The tea leaves are from the earliest harvest of spring. They are very small and don't look as handsome as leaves of many other famous teas.
When brewed in the glass, the leaves expand and look very alive! For an early spring green tea, it has surprisingly rich flavor. I hadn't expected such small leaves would yield so much flavor.
The manufacturer told me that, with supports from local government as well as Buddhism community, workers in this tea plantation were determined to make the best tea they could. The tea was grown in the pristine mountains of Tai Hu County with eco-friendly cultivation. I think, it's great when people make tea with a religious mindset, with respect to the nature and faith in their work.
Production of this tea started from 2004. This is the first year I've ever had this tea. It's rarely seen in market, even in China. I always look for new teas to taste. But I know I can't have all of them. Life is so short and there are so many teas to experience. I would have otherwise neglected this tea, but I was lucky to have obtained a small pack of it, along with a few other rare teas, in a group shopping opportunity in China! It's one of the tastiest green teas I've got this year. Still I don't know how this tea can stand out among numerous famous green teas in market. But I believe if the manufacturer remains religious about their tea making and carry forward their eco-friendly cultivation, they have great expectations.

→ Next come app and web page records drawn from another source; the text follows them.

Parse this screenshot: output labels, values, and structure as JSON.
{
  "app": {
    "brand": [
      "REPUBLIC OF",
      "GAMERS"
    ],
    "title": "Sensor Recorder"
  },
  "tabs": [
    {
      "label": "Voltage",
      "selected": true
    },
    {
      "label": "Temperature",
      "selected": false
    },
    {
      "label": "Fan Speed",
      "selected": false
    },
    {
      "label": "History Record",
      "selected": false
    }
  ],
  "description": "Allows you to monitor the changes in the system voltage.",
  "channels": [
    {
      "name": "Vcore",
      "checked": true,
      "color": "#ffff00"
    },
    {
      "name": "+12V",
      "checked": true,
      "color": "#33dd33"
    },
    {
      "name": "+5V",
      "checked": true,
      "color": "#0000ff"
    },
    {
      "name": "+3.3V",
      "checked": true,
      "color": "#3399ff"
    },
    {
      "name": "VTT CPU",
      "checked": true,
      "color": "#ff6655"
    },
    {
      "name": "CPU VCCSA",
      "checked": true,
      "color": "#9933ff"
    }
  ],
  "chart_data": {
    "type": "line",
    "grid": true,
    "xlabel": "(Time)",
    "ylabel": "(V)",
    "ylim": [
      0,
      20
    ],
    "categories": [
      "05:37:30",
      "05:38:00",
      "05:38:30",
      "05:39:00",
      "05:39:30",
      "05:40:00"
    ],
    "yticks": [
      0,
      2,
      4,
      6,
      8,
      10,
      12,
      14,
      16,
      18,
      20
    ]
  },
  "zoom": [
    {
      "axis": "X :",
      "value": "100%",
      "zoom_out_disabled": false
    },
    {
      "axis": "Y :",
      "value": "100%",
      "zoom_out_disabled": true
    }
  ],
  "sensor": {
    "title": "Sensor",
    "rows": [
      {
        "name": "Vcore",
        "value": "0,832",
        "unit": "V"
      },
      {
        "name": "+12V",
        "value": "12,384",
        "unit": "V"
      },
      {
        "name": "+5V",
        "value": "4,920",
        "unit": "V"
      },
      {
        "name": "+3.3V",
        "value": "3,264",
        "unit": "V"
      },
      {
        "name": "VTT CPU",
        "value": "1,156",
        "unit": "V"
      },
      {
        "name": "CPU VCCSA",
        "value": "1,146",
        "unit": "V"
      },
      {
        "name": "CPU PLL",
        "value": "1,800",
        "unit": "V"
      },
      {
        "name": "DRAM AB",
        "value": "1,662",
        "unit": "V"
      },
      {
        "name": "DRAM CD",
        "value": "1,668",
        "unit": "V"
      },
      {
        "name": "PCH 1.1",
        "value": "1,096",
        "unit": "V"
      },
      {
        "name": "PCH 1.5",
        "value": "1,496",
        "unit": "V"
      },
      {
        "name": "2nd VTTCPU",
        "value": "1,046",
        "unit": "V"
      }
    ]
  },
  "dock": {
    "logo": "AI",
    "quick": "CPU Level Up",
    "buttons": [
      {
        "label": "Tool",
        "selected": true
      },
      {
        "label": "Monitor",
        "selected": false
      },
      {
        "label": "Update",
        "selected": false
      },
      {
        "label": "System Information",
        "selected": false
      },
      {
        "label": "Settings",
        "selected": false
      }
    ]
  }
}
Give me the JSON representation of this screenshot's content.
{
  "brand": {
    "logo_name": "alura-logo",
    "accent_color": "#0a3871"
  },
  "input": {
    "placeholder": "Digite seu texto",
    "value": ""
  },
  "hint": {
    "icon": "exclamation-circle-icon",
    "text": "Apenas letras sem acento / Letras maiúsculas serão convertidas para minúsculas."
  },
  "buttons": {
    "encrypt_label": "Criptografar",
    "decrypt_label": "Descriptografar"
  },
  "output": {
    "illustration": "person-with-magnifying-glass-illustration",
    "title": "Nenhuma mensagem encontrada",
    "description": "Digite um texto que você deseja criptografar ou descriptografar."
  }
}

I would like to include it in Concept Tea because it's one of the newest tea varieties with its root deep into history.
Although the idea of this tea is based on a legend in Zen history, it is not just a story. Zen and tea culture have intermingled with each other since both of their earlier stages.
In the 6th century, Bodhidharma brought Zen Buddhism to China. He is regarded as the first Patriarch of Chinese Zen (and he was the 28th Zen Patriarch from India, the source of Buddhism). One of the many legends about origin of tea is, when Bodhidharma had his famous nine-year meditation, chewing leaves falling off a nearby tree helped him drive away sleepiness. The leaves turned out to be tea leaves. This is just a legend, without exact historical records.
According to historical records, in mid 6th century, the successor of Bodhidharma, Hui Ke took shelter in Southwestern Anhui (today's Tai Hu County) to hide away from religious persecution. It was in Southwestern Anhui that Hui Ke carried forward Bodhidharma's Zen practice and developed Zen into a major branch of Chinese Buddhism. Hui Ke's successors, the third and fourth Zen Patriarchs, as well as many famous Zen masters in later generations, all spent significant time of their lives teaching and practicing Zen in the mountains of Southwestern Anhui. This is also a very important region in tea history. The culture of Zen-Tea originated right here, during Hui Ke and Seng Can (the third Zen Patriarch)'s life time.
There are stories among Zen students about Hui Ke invented a way of processing tea for his students. The tea helped the students keep alert during meditation, as well as making them smarter. These are just stories, without specific historical records. However, it's very possible that the stories were from real history, considering Southwestern Anhui is one of the best green tea regions of China throughout history.
The historical records of Hui Ke's successors using tea in their Zen practice to some degree re-enforce the stories of Hui Ke making tea. It's well documented in Zen history that the third Zen Patriarch, Seng Can integrated tea culture in his Zen teaching. And later on, Tea appeared in more and more historical documents of Zen, as well as Zen poems. In his teaching, Seng Can wrote this Zen poem to his student Dao Xin (who later became the fourth Zen Patriarch): 华种虽因地，从地种茶生，若无人下种，华地尽无生。(Before a great tea germinates from the earth, someone has to put the seed in the soil. Even the richest land couldn't possibly give rise to a plant, if the seed was not put in the soil from the beginning.) This is Seng Can's interpretation of Zen. My understanding of it is, we must cultivate to harvest, study to learn, and hold a strong will to reach the enlightenment. It is as simple as some of our daily work, and it can be as hard as making a great tea.